In order to use hydrogen as a source of energy, water must be decomposed into its constituents hydrogen and oxygen – a fairly energy-intensive process. Hydrogen technology can only be eco-friendly and efficient if energy from renewable sources such as wind or solar energy is used in the decomposition process, the electrolysis. Since no CO2 is emitted during combustion, hydrogen has great potential as a future source of energy.

The project on the electrolysis process is led by Dr.-Ing. Richard Hanke-Rauschenbach from the LUH Institute of Electric Power Systems and is conducted in collaboration with colleagues from various higher education institutions and research facilities in Lower Saxony. The team aims to generate hydrogen in a much more efficient manner. “We are currently working on an industrial scale. However, we intend to increase the energy conversion efficiency and the working life within the process even further, while reducing costs”, explains Prof. Hanke-Rauschenbach. To achieve this, the researchers will develop a toolbox of experimental analytical methods and mathematical models. These can be used to monitor the application of new materials and components in water electrolysis in order to achieve the objectives mentioned above.

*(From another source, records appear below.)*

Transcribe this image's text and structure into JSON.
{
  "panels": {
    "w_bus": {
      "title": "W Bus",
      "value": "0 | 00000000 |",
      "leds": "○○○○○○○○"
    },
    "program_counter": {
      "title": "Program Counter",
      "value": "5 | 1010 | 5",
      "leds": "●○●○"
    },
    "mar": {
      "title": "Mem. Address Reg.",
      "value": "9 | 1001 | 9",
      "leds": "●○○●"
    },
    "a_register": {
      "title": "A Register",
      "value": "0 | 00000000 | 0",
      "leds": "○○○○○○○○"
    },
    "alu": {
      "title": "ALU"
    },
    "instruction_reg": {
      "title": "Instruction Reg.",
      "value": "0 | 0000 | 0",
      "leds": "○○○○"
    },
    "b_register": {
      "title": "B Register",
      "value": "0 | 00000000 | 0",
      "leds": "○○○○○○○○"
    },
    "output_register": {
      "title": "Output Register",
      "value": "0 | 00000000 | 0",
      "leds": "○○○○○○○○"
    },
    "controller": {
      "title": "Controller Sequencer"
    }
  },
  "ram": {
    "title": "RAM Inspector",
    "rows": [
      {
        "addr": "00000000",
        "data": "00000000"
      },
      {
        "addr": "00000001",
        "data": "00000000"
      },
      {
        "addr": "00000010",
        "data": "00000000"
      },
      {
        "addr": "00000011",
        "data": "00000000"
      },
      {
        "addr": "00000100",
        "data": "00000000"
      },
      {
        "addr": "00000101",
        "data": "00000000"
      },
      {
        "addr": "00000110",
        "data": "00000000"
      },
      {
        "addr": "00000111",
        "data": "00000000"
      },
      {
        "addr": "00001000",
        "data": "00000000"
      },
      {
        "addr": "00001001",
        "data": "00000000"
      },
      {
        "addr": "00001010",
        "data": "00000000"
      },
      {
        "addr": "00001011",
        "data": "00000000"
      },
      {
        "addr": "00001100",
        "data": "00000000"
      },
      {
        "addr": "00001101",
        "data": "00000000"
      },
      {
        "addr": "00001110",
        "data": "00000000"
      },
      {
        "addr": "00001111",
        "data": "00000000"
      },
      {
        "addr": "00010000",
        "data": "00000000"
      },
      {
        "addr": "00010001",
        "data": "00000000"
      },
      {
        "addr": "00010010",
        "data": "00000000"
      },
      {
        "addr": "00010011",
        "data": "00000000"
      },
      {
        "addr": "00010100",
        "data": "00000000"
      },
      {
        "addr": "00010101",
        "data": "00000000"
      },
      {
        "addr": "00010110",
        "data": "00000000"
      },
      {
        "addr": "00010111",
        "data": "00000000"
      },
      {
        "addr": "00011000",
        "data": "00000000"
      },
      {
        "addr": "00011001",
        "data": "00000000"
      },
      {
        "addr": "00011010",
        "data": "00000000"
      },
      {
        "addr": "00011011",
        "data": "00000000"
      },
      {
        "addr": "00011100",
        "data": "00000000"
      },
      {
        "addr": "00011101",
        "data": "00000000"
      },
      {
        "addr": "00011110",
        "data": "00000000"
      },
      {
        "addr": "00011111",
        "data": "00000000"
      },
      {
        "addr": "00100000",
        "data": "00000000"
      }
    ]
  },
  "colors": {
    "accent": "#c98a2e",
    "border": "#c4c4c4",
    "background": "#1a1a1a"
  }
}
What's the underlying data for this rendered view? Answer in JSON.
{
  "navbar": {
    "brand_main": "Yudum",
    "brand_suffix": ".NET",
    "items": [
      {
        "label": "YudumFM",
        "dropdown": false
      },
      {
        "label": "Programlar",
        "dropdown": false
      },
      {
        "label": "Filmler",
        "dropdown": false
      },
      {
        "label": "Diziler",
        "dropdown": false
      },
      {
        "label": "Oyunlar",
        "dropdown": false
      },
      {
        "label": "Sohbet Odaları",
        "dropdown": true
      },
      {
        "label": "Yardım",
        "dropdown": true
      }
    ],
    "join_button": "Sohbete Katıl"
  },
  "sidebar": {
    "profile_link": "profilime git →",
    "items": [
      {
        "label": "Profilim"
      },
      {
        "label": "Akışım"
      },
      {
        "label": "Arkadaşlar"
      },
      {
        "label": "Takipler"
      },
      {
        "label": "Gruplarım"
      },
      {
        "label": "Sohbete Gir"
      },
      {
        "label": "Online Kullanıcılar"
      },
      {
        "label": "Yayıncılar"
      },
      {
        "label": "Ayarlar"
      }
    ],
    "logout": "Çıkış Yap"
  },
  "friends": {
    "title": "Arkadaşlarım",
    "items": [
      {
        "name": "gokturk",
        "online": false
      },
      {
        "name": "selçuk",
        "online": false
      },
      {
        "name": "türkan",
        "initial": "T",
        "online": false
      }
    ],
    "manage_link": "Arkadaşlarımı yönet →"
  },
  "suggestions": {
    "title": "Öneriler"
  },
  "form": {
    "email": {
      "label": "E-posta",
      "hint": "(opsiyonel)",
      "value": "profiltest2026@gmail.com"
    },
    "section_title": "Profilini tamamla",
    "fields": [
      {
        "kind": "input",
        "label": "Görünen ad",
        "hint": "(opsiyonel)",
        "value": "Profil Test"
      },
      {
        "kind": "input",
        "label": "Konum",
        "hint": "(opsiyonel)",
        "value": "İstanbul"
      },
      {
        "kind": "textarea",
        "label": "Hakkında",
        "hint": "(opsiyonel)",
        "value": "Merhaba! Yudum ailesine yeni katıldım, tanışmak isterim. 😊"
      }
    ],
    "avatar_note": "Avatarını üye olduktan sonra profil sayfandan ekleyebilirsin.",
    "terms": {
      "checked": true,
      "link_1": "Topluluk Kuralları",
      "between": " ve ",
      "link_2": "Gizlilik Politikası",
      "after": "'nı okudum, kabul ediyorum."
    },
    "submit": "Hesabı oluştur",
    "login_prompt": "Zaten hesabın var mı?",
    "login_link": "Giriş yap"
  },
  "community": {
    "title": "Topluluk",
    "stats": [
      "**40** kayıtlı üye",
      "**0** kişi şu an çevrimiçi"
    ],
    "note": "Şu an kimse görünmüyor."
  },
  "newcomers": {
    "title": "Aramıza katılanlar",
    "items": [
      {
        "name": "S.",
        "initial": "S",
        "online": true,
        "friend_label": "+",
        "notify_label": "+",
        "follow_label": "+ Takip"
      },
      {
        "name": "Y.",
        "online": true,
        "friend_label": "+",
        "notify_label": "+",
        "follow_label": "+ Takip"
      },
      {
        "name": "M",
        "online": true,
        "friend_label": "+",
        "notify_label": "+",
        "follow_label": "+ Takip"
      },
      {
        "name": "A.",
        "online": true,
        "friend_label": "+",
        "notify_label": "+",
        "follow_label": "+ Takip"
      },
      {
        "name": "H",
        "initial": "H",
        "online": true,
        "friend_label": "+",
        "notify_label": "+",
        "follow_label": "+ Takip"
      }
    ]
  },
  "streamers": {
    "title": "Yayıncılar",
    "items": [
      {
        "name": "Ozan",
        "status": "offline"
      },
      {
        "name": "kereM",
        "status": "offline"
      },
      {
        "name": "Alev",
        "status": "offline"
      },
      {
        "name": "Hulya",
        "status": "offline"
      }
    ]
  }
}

The second innovation laboratory led by Leibniz University Hannover focuses on hydrogen combustion. Within the scope of the project, Prof. Dr. Dinkelacker from the Institute of Technical Combustion and his colleagues from partner universities and facilities intend to find out how hydrogen could be used in conventional combustion engines or in a future generation of aircraft engines. In addition to transforming hydrogen into electricity, this is another way to use hydrogen in an eco-friendly manner, for instance in the mobility sector. “Our goal is to use climate-neutral fuels in motors and engines”, says Prof. Dinkelacker. During the combustion process, there are no greenhouse gas emissions and very little pollutants. “The process only produces a small amount of nitrogen. We intend to reduce these releases even further”, explains the expert. According to Prof. Dinkelacker, close-to production motors could be available in five to eight years. By 2035, aircraft engines are expected to be ready to go into mass production. The aim is to achieve completely sustainable mobility without using oil or other fossil fuels.

 

Note to editors

For further information, please contact Prof. Dr.-Ing. Richard Hanke-Rauschenbach, Institute of Electric Power Systems (Tel. +49 511 762 14401, Email hanke-rauschenbach@ifes.uni-hannover.de) or Prof. Dr. Friedrich Dinkelacker via email at dinkelacker@itv.uni-hannover.de.